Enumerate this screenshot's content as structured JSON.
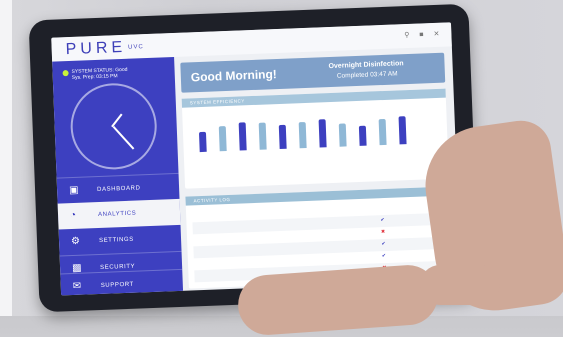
{
  "app": {
    "logo": "PURE",
    "logo_sub": "UVC"
  },
  "window_icons": [
    "search-icon",
    "minimize-icon",
    "close-icon"
  ],
  "status": {
    "line1": "SYSTEM STATUS: Good",
    "line2": "Sys. Prep: 03:15 PM"
  },
  "nav": [
    {
      "label": "DASHBOARD",
      "icon": "monitor-icon",
      "active": false
    },
    {
      "label": "ANALYTICS",
      "icon": "pie-chart-icon",
      "active": true
    },
    {
      "label": "SETTINGS",
      "icon": "gear-icon",
      "active": false
    },
    {
      "label": "SECURITY",
      "icon": "lock-icon",
      "active": false
    },
    {
      "label": "SUPPORT",
      "icon": "mail-icon",
      "active": false
    }
  ],
  "banner": {
    "greeting": "Good Morning!",
    "title": "Overnight Disinfection",
    "subtitle": "Completed 03:47 AM"
  },
  "efficiency": {
    "title": "SYSTEM EFFICIENCY"
  },
  "chart_data": {
    "type": "bar",
    "colors": {
      "dark": "#3d40c0",
      "light": "#8fb8d6"
    },
    "values": [
      62,
      78,
      88,
      84,
      75,
      82,
      88,
      72,
      64,
      80,
      86
    ]
  },
  "activity": {
    "title": "ACTIVITY LOG"
  },
  "accent": "#3d40c0",
  "error_color": "#e0313c",
  "log_results": [
    "check",
    "x",
    "check",
    "check",
    "x",
    "check"
  ]
}
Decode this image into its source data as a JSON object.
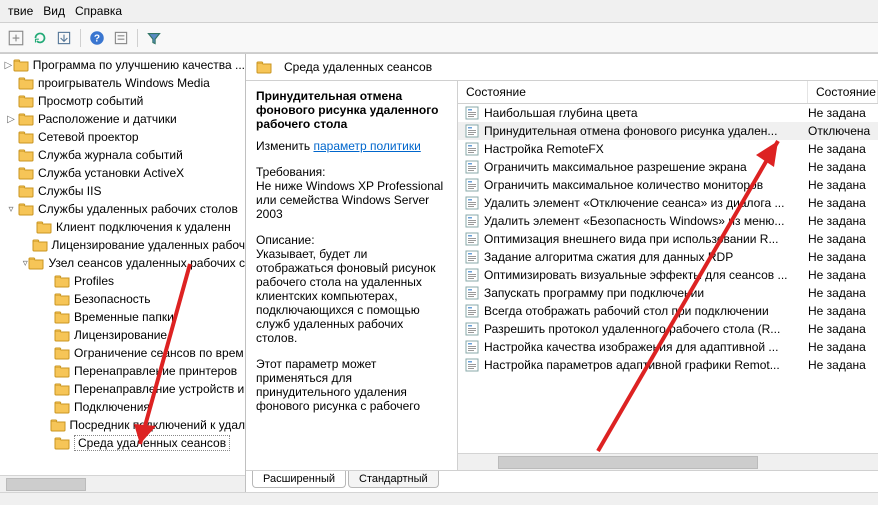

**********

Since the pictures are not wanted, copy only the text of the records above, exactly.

• [OUTPUT]
Enumerate this screenshot's content as structured JSON.
{
  "app": {
    "logo": "PURE",
    "logo_sub": "UVC"
  },
  "window_icons": [
    "search-icon",
    "minimize-icon",
    "close-icon"
  ],
  "status": {
    "line1": "SYSTEM STATUS: Good",
    "line2": "Sys. Prep: 03:15 PM"
  },
  "nav": [
    {
      "label": "DASHBOARD",
      "icon": "monitor-icon",
      "active": false
    },
    {
      "label": "ANALYTICS",
      "icon": "pie-chart-icon",
      "active": true
    },
    {
      "label": "SETTINGS",
      "icon": "gear-icon",
      "active": false
    },
    {
      "label": "SECURITY",
      "icon": "lock-icon",
      "active": false
    },
    {
      "label": "SUPPORT",
      "icon": "mail-icon",
      "active": false
    }
  ],
  "banner": {
    "greeting": "Good Morning!",
    "title": "Overnight Disinfection",
    "subtitle": "Completed 03:47 AM"
  },
  "efficiency": {
    "title": "SYSTEM EFFICIENCY"
  },
  "chart_data": {
    "type": "bar",
    "colors": {
      "dark": "#3d40c0",
      "light": "#8fb8d6"
    },
    "values": [
      62,
      78,
      88,
      84,
      75,
      82,
      88,
      72,
      64,
      80,
      86
    ]
  },
  "activity": {
    "title": "ACTIVITY LOG"
  },
  "accent": "#3d40c0",
  "error_color": "#e0313c",
  "log_results": [
    "check",
    "x",
    "check",
    "check",
    "x",
    "check"
  ]
}
Decode this image into its source data as a JSON object.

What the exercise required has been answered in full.